Foldaway doors open to a covered patio with a pool, hot tub, sports court and outdoor kitchen perfect for entertaining.


oldworldOld World Appeal – The Coppersmith Home
13216 Hermosa Avenue, Hermosa Beach

Mi casa es su casa. In this case, it’s called “Casa Hermosa,” a four-story charmer built by empty nesters. A mere hop, skip and jump from the beach, this home thoughtfully displays curated treasures collected over the years by the jet setting couple.

A powder room sink is an antique, reclaimed from a hotel in Marseille, France, while other decor elements might transport visitors to Italy or Mexico.

Timeless and elegant, this European-inspired gem is not to be missed.

 

Tickets are now available at locations including: American Martyrs School, Grow–e Produce Shop, Patterson Cleaners, Tabula Rasa, Bristol Farms (Manhattan Beach and Rolling Hills locations), Aaron Brothers (Hermosa Beach, Pages, Card de A (Redondo Beach) and Banner Stationers in El Segundo. Proceeds support education for the children of American Martyrs School.

American Martyrs Parent Association
43rd Annual Home Tour

Friday, Saturday, Sunday May 13, 14 & 15, 10am–4pm

Donation $35 Pre-sale $30

424.327.9572 | AmericanMartyrs.org

All Grown Up

Smartened-up kids’ spaces give rise to family-home values

Written by Jenn Thornton | Photo Courtesy of Eric Poe Miller

“An innovational space crafted with ‘Rubik’s Cube’ mix-and-match capable components that swivel and morph into other functionalities”— that’s what the kids want today, says Alison Clay-Duboff of RE/MAX Estate Properties Manhattan Beach of the trend toward savvier kids’ spaces. “By adopting the emergence and morphology of an updated children’s live/ work space, sellers will potentially attain a higher sales price that comes with a more sophisticated buyer.”

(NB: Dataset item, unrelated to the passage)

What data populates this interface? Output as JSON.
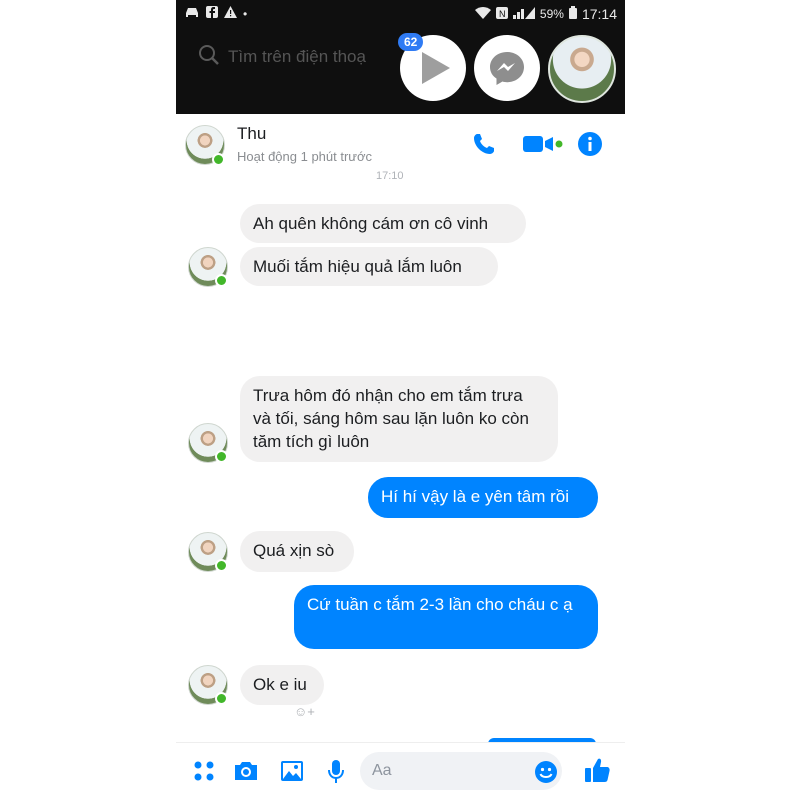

Integral to the state-of-the-art kid’s space is technology, with rooms in this sphere just shy of a high-wired act. Given that a child’s world is an increasingly virtual place, it makes fiscal and practical sense to create kid-friendly rooms that evolve in tandem with technology, notes Clay-Duboff. “High-tech visual stimulation,” she adds, “is moving off the tablet and into their physical spaces, and homes need to adopt these memes.” Those that have boast kids’ rooms with a strong utility quotient via high-tech amusements ranging from dualfunction computer stations and retractable bunk beds to electrical storage spaces and mini DJ stations. “The sky’s the limit!” claims Clay-Duboff.

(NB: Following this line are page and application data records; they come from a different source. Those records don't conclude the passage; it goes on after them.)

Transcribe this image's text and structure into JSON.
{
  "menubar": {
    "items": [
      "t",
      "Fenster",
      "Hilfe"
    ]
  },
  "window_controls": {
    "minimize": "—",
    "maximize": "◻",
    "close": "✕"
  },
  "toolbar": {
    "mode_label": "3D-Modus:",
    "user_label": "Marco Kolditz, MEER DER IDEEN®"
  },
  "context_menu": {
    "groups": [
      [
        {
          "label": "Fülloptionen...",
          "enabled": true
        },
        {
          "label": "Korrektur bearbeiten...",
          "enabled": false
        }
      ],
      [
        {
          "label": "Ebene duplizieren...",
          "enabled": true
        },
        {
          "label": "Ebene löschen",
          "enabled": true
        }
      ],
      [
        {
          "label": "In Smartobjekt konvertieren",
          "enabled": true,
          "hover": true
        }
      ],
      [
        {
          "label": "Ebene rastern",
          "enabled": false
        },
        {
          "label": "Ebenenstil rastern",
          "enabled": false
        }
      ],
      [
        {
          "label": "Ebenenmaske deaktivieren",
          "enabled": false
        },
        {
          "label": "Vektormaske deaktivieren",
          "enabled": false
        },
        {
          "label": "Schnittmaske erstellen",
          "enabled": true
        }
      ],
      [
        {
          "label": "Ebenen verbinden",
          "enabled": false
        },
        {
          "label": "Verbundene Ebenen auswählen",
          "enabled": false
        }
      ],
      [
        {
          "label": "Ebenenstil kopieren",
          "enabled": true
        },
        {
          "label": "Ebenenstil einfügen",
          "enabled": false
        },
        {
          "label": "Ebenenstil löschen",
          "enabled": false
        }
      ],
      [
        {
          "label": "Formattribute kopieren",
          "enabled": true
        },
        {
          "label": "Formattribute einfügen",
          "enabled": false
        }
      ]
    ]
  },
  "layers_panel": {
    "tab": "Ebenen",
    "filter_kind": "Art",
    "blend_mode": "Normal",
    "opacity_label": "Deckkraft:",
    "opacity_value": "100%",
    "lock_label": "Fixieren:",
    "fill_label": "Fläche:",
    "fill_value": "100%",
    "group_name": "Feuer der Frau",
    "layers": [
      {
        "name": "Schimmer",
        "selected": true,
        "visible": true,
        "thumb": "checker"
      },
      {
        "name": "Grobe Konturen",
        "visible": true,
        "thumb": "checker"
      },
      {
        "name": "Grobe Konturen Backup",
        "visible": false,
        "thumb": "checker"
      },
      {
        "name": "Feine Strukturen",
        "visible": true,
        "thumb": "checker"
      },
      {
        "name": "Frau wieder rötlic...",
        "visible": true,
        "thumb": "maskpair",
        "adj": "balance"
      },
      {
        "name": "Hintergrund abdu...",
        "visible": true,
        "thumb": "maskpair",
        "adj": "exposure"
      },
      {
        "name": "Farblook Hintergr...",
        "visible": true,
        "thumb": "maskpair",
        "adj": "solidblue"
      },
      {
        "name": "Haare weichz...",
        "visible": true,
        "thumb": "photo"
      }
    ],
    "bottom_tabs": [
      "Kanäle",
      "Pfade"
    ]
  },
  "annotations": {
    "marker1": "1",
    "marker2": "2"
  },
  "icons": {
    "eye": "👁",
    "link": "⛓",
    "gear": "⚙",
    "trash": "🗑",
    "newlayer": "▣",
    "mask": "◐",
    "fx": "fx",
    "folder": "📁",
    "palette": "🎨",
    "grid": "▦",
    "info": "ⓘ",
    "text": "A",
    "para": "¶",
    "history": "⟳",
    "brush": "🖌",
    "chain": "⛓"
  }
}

Although teching-up a kid’s space is an attractive prospect, the technology itself is not always thus. To this end, interior designer Lara Fishman of LAbased Storm Interiors, currently at work on a Beverly Hills estate and a Cape Cod home in Brentwood, keeps kids in mind. These days, it’s about “Figuring out cool ways to hide outlets [and] cords, a la James Bond,” finds Fishman, who also incorporates workspaces into her designs (a component parents desire) and involves kids in the process to collaborate on solutions and aesthetic.

Further adding value are made-to-age spaces, transitional areas that give way as children grow. Enter the kids’ zone—a hangout wing, essentially, within the privacy of the family home. Safety is, notes Clay-Duboff, particularly important to today’s parents, which these souped-up spaces accommodate with both protection and expanse. Adds Fishman, “Many clients want the longevity of the space, so creating the room for the child to grow into is definitely a requirement, as most clients do not wish to redo the room a few years later.”

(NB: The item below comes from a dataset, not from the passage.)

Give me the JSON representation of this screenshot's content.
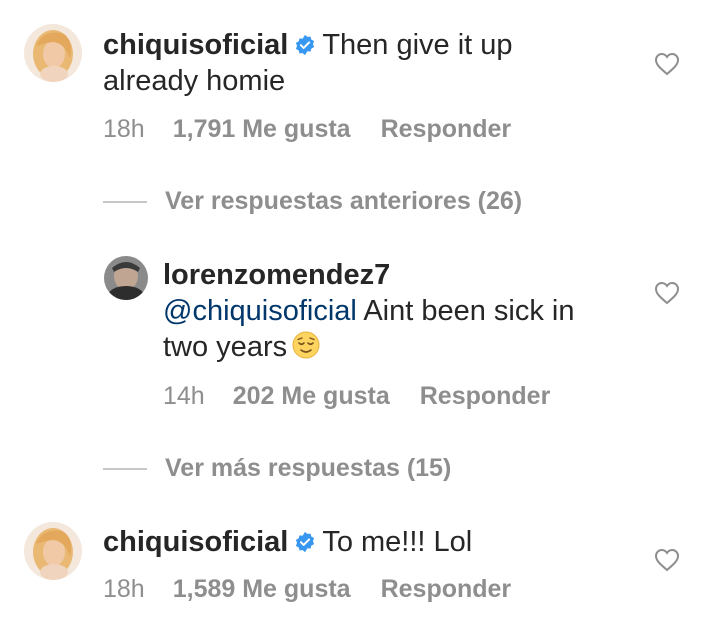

Thankfully, as kids mature, so does a home’s bottom line.